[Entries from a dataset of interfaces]
▬▬▬

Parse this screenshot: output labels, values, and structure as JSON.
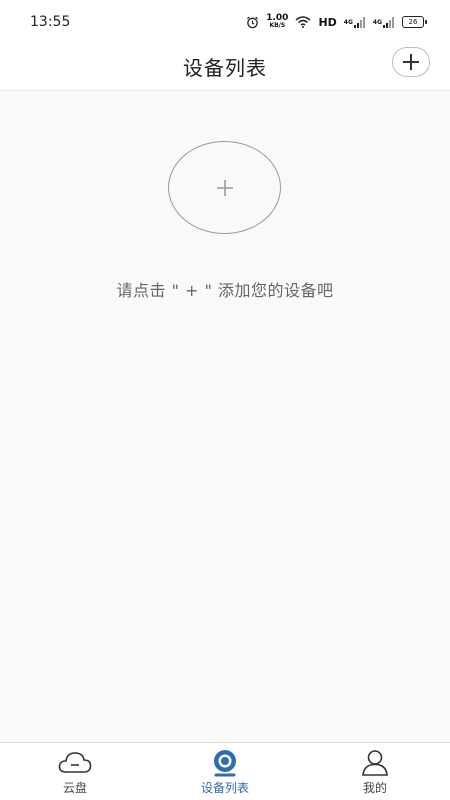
{
  "status_bar": {
    "time": "13:55",
    "speed_value": "1.00",
    "speed_unit": "KB/S",
    "hd_label": "HD",
    "signal1_label": "4G",
    "signal2_label": "4G",
    "battery_level": "26"
  },
  "header": {
    "title": "设备列表",
    "add_icon": "plus-icon"
  },
  "empty_state": {
    "plus_icon": "plus-icon",
    "message": "请点击 \" + \" 添加您的设备吧"
  },
  "tabbar": {
    "items": [
      {
        "label": "云盘",
        "icon": "cloud-icon",
        "active": false
      },
      {
        "label": "设备列表",
        "icon": "camera-icon",
        "active": true
      },
      {
        "label": "我的",
        "icon": "person-icon",
        "active": false
      }
    ]
  },
  "colors": {
    "accent": "#2f6db0",
    "background": "#f9f9f9",
    "text_secondary": "#666666"
  }
}
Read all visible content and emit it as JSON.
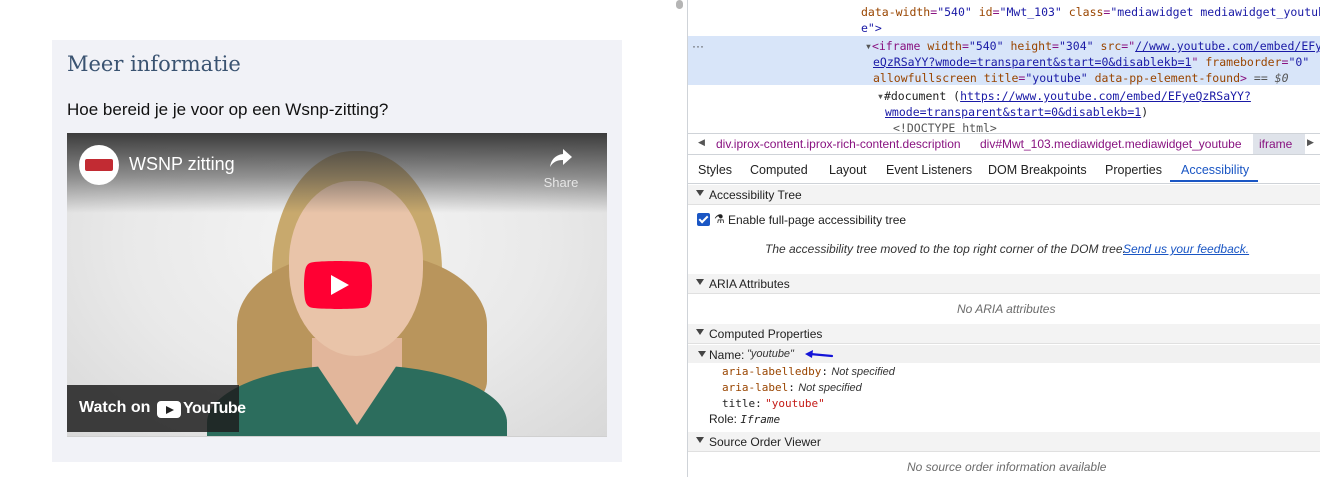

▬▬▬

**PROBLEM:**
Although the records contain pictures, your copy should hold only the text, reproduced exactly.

**RESPONSE:**
Parse this screenshot: output labels, values, and structure as JSON.
{
  "status_bar": {
    "time": "13:55",
    "speed_value": "1.00",
    "speed_unit": "KB/S",
    "hd_label": "HD",
    "signal1_label": "4G",
    "signal2_label": "4G",
    "battery_level": "26"
  },
  "header": {
    "title": "设备列表",
    "add_icon": "plus-icon"
  },
  "empty_state": {
    "plus_icon": "plus-icon",
    "message": "请点击 \" + \" 添加您的设备吧"
  },
  "tabbar": {
    "items": [
      {
        "label": "云盘",
        "icon": "cloud-icon",
        "active": false
      },
      {
        "label": "设备列表",
        "icon": "camera-icon",
        "active": true
      },
      {
        "label": "我的",
        "icon": "person-icon",
        "active": false
      }
    ]
  },
  "colors": {
    "accent": "#2f6db0",
    "background": "#f9f9f9",
    "text_secondary": "#666666"
  }
}
Read all visible content and emit it as JSON.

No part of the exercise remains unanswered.